Founder-led companies have become an intriguing topic of interest among investors. These are firms where the original founder or founders continue to play a significant role, often as CEOs, even as the company grows and matures. The rationale behind this interest is that founders bring unique value that could be irreplaceable. Let's dive deep into understanding the allure of founder-led companies and why investors might want to keep an eye on them.
Deep Emotional Investment
Founders usually have a deep emotional investment in the company, often viewing it as an extension of themselves. This emotional bond can translate to a longer-term view of the business, resilience during tough times, and a willingness to make sacrifices for the good of the company. Example: Jeff Bezos at Amazon. He transformed a simple online bookstore into one of the world's most valuable companies. His long-term vision and relentless focus on customer satisfaction have been instrumental in this growth.
Alignment with Shareholders

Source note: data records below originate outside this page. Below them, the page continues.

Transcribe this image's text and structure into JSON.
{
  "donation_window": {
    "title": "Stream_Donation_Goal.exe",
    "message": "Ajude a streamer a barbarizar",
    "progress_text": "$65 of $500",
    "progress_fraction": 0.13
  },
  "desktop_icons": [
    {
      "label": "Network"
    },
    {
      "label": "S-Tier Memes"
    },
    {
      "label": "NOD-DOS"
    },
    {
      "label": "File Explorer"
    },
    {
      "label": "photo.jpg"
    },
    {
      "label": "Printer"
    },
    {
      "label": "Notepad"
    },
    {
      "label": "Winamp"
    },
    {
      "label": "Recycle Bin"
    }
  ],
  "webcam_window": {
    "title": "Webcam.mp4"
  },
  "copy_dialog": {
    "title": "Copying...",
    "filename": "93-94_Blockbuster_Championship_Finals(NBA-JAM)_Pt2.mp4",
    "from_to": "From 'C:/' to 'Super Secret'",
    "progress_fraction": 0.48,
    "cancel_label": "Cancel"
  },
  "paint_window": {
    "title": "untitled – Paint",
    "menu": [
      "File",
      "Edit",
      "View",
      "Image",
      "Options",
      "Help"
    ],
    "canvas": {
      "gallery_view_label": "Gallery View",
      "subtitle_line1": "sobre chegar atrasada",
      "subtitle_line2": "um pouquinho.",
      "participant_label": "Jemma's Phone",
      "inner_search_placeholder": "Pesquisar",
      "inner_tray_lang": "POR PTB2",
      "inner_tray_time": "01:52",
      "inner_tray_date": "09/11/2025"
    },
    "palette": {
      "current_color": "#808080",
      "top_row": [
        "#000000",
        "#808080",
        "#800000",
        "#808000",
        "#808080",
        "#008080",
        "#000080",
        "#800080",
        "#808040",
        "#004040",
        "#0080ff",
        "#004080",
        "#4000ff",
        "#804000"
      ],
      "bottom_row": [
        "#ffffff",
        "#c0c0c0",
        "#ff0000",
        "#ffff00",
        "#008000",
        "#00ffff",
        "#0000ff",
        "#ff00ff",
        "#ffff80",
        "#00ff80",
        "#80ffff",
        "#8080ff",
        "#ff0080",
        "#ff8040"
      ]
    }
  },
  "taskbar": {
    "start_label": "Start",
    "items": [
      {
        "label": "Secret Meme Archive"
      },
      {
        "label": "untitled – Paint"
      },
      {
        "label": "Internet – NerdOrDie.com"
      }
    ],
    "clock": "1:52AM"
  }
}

Founders, especially those with significant equity stakes, often have their fortunes tied to the company. This alignment of interests means they are as committed to the company's success as any outside investor would be. Example: Mark Zuckerberg at Facebook (now Meta Platforms). His significant equity stake ensures his interests align with those of the shareholders. As a result, strategic decisions are made with long-term growth in mind.
In-depth Knowledge of the Business
Having started the company, founders have unparalleled insights into the business, its market, competition, strengths, and weaknesses. Example: Larry Page and Sergey Brin at Google. Their intimate understanding of search algorithms and their vision for organizing the world's information set Google apart in its early days and continues to guide its innovations.
Agility and Decision-making
Founders can often make swift decisions based on their instincts and deep understanding of the company, which can be advantageous in rapidly changing industries. Example: Reed Hastings at Netflix. His quick decision-making allowed Netflix to pivot from a DVD-by-mail service to an online streaming giant, and later to content creation, ensuring the company's sustained relevance and growth.
Culture Creation and Maintenance
Founders play an essential role in setting and maintaining the company culture. A strong, positive company culture can be a significant driver of success. Example: Howard Schultz at Starbucks. He not only introduced the concept of Starbucks but also established a company culture focused on community, customer experience, and employee welfare.
However, it's essential to note that not all founder-led companies are guaranteed success stories. Founders might resist change, become too attached to their original ideas, or fail to bring in outside expertise when necessary. Investors should analyze the founder's adaptability, openness to feedback, and ability to delegate or bring in expertise.
For investors, founder-led companies can offer unique benefits: unparalleled dedication, deep business understanding, and a long-term vision. However, like all investments, it's crucial to assess each opportunity individually. Not all founder-led companies will thrive, but those that do can offer exceptional returns and groundbreaking innovations.